Directions for this task: If a line in the listing includes the word "Sala", copy it out.

Input data:
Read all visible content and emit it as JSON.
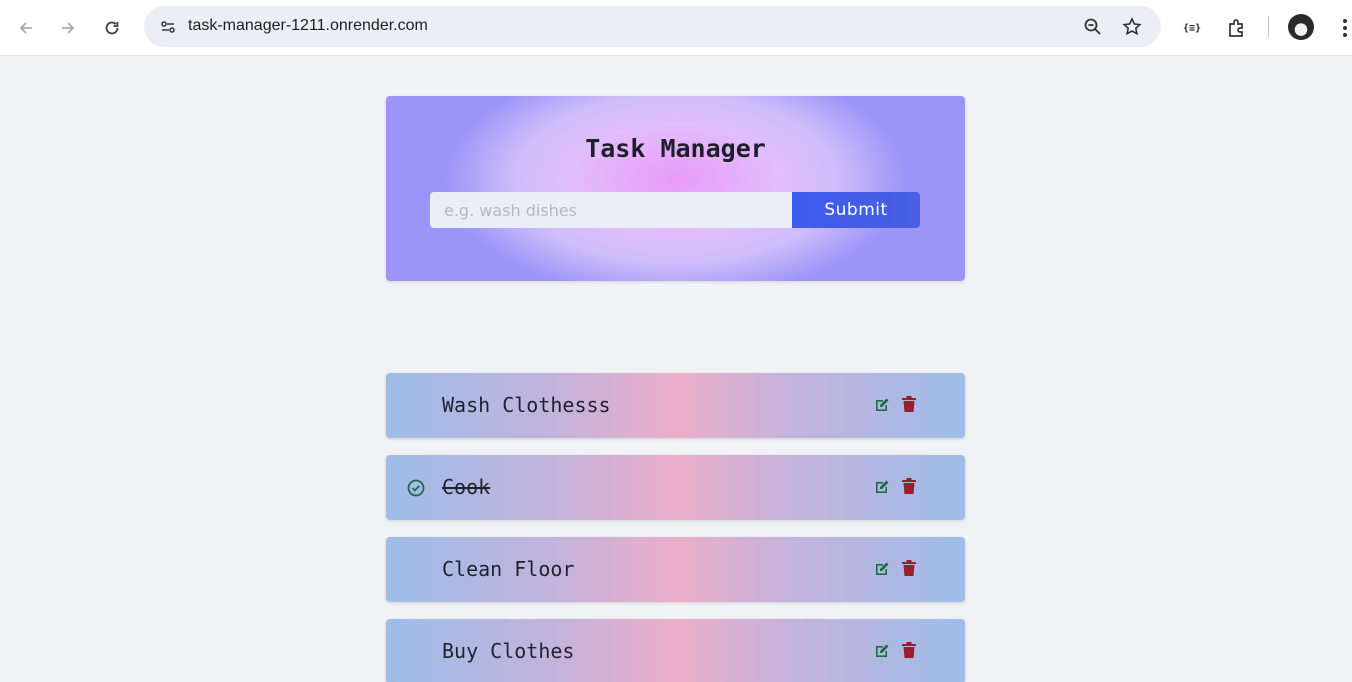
{
  "browser": {
    "url": "task-manager-1211.onrender.com",
    "icons": [
      "back-icon",
      "forward-icon",
      "reload-icon",
      "site-info-icon",
      "zoom-icon",
      "bookmark-star-icon",
      "extension-icon",
      "puzzle-icon",
      "profile-avatar",
      "menu-icon"
    ],
    "extension_label": "{≡}"
  },
  "app": {
    "title": "Task Manager",
    "input_placeholder": "e.g. wash dishes",
    "input_value": "",
    "submit_label": "Submit"
  },
  "tasks": [
    {
      "name": "Wash Clothesss",
      "completed": false
    },
    {
      "name": "Cook",
      "completed": true
    },
    {
      "name": "Clean Floor",
      "completed": false
    },
    {
      "name": "Buy Clothes",
      "completed": false
    }
  ],
  "colors": {
    "edit_icon": "#1e6b48",
    "delete_icon": "#9b1c2c",
    "check_icon": "#1e6b48",
    "submit_bg": "#3d5bf0"
  }
}
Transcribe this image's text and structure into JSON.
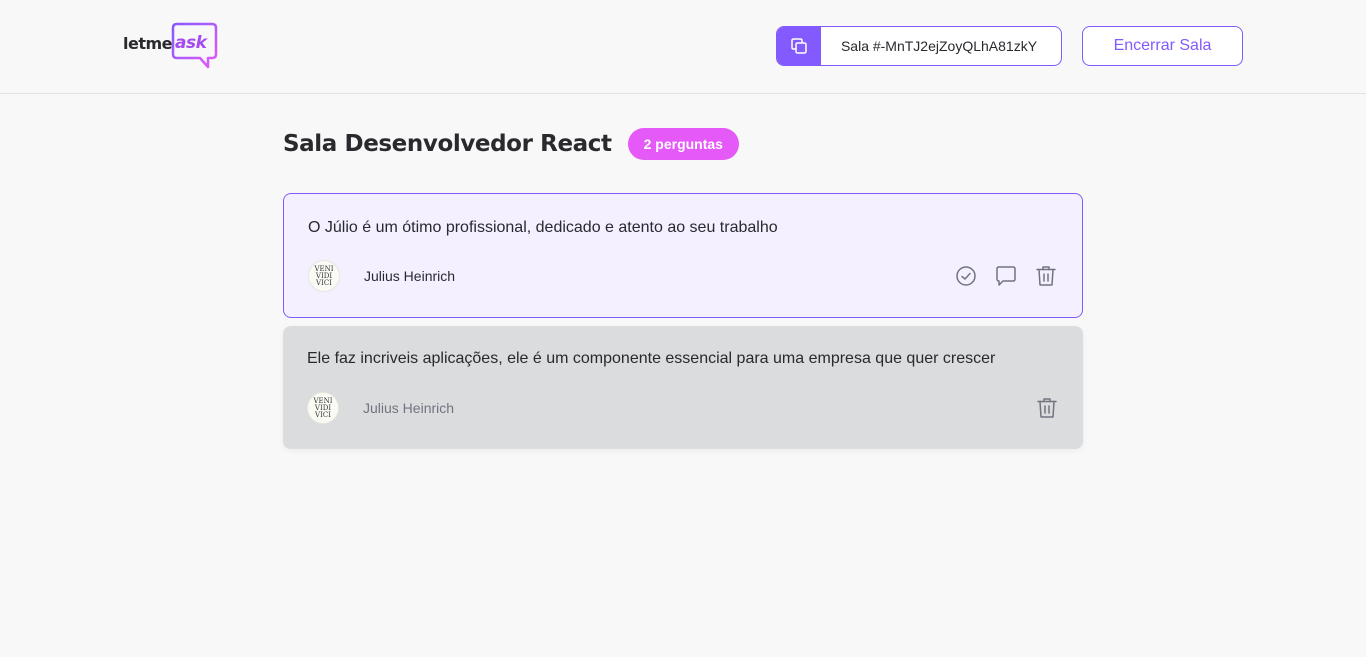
{
  "header": {
    "logo": {
      "text_main": "letme",
      "text_accent": "ask"
    },
    "room_code": {
      "label": "Sala #-MnTJ2ejZoyQLhA81zkY",
      "copy_icon": "copy-icon"
    },
    "close_room_label": "Encerrar Sala"
  },
  "main": {
    "title": "Sala Desenvolvedor React",
    "question_count_label": "2 perguntas",
    "questions": [
      {
        "content": "O Júlio é um ótimo profissional, dedicado e atento ao seu trabalho",
        "author": "Julius Heinrich",
        "avatar_text": [
          "VENI",
          "VIDI",
          "VICI"
        ],
        "highlighted": true,
        "answered": false,
        "actions": [
          "check-circle-icon",
          "answer-icon",
          "trash-icon"
        ]
      },
      {
        "content": "Ele faz incriveis aplicações, ele é um componente essencial para uma empresa que quer crescer",
        "author": "Julius Heinrich",
        "avatar_text": [
          "VENI",
          "VIDI",
          "VICI"
        ],
        "highlighted": false,
        "answered": true,
        "actions": [
          "trash-icon"
        ]
      }
    ]
  },
  "colors": {
    "primary": "#835afd",
    "accent_pink": "#e559f9",
    "background": "#f8f8f8",
    "highlight_bg": "#f4f0ff",
    "answered_bg": "#dbdcdd",
    "icon_gray": "#737380"
  }
}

Task response:
      "label": "Sala #-MnTJ2ejZoyQLhA81zkY",
    "close_room_label": "Encerrar Sala"
    "title": "Sala Desenvolvedor React",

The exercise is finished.